## RECORDS FOR THIS EXERCISE

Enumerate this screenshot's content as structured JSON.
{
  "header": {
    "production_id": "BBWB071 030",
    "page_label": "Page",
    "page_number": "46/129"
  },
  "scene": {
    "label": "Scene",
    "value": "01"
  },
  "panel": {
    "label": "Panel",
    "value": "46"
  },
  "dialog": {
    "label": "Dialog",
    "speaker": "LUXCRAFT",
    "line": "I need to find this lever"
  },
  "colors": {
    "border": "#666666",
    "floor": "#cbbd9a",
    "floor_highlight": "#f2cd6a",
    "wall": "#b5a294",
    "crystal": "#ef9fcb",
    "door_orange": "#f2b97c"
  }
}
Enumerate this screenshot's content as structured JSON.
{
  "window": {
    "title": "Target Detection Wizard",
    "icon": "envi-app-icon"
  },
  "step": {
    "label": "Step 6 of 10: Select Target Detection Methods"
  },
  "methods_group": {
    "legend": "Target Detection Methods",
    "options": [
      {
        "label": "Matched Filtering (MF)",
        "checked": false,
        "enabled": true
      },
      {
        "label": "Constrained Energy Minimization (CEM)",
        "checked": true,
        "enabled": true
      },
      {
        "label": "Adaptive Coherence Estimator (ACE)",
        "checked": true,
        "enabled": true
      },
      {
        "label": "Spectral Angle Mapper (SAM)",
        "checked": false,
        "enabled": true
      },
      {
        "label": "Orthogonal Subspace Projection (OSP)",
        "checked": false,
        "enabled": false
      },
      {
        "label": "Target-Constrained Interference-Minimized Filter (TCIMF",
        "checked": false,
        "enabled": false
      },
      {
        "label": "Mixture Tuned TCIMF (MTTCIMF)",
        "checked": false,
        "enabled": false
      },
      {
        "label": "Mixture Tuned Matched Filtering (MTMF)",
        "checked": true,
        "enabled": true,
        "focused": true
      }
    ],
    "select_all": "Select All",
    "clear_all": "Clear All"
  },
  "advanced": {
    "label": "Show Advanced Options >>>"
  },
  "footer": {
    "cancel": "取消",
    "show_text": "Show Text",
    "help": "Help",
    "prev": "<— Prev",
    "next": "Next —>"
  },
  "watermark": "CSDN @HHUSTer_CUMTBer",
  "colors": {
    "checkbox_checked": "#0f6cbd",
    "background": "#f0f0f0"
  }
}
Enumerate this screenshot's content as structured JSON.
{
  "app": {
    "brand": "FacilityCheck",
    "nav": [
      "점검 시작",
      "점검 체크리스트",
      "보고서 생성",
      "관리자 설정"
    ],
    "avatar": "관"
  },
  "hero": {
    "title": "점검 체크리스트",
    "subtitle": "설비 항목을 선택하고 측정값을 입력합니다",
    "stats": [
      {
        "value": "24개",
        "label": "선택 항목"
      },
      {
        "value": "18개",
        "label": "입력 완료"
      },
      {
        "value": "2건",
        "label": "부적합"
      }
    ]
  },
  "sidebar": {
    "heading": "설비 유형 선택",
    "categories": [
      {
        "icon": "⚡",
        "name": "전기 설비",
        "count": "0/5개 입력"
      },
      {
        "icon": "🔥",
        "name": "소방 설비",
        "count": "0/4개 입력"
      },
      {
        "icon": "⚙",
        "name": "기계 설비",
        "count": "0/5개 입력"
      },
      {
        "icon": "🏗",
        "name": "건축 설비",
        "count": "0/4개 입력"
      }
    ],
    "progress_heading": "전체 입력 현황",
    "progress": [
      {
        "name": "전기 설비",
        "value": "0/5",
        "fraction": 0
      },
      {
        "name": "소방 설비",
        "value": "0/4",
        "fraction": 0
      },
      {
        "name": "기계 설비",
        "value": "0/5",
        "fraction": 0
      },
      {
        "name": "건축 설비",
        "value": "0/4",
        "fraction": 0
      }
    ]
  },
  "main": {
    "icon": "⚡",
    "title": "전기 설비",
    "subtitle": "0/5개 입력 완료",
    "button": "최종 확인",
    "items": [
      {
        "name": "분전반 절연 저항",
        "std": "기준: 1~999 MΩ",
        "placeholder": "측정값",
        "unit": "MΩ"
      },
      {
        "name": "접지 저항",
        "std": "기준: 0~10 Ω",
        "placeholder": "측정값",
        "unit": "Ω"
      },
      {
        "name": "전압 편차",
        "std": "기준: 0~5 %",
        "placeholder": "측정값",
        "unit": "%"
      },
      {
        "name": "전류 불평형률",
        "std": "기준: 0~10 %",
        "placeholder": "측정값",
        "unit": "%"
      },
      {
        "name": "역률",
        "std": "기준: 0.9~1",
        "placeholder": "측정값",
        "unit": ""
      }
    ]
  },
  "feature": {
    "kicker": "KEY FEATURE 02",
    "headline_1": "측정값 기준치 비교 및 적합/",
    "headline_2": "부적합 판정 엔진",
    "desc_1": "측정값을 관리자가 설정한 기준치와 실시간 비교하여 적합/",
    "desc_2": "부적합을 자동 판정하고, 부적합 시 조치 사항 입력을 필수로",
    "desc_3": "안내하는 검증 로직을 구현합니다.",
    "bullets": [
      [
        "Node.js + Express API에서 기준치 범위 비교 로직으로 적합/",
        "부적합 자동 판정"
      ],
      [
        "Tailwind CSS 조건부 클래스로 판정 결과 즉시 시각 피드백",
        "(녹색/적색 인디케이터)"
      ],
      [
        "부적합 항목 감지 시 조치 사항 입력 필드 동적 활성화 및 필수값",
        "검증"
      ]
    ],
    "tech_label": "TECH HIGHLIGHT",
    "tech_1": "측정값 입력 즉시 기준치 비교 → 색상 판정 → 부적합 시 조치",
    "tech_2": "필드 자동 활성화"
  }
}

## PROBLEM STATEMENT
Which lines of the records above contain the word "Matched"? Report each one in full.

## EXERCISE OUTPUT
        "label": "Matched Filtering (MF)",
        "label": "Mixture Tuned Matched Filtering (MTMF)",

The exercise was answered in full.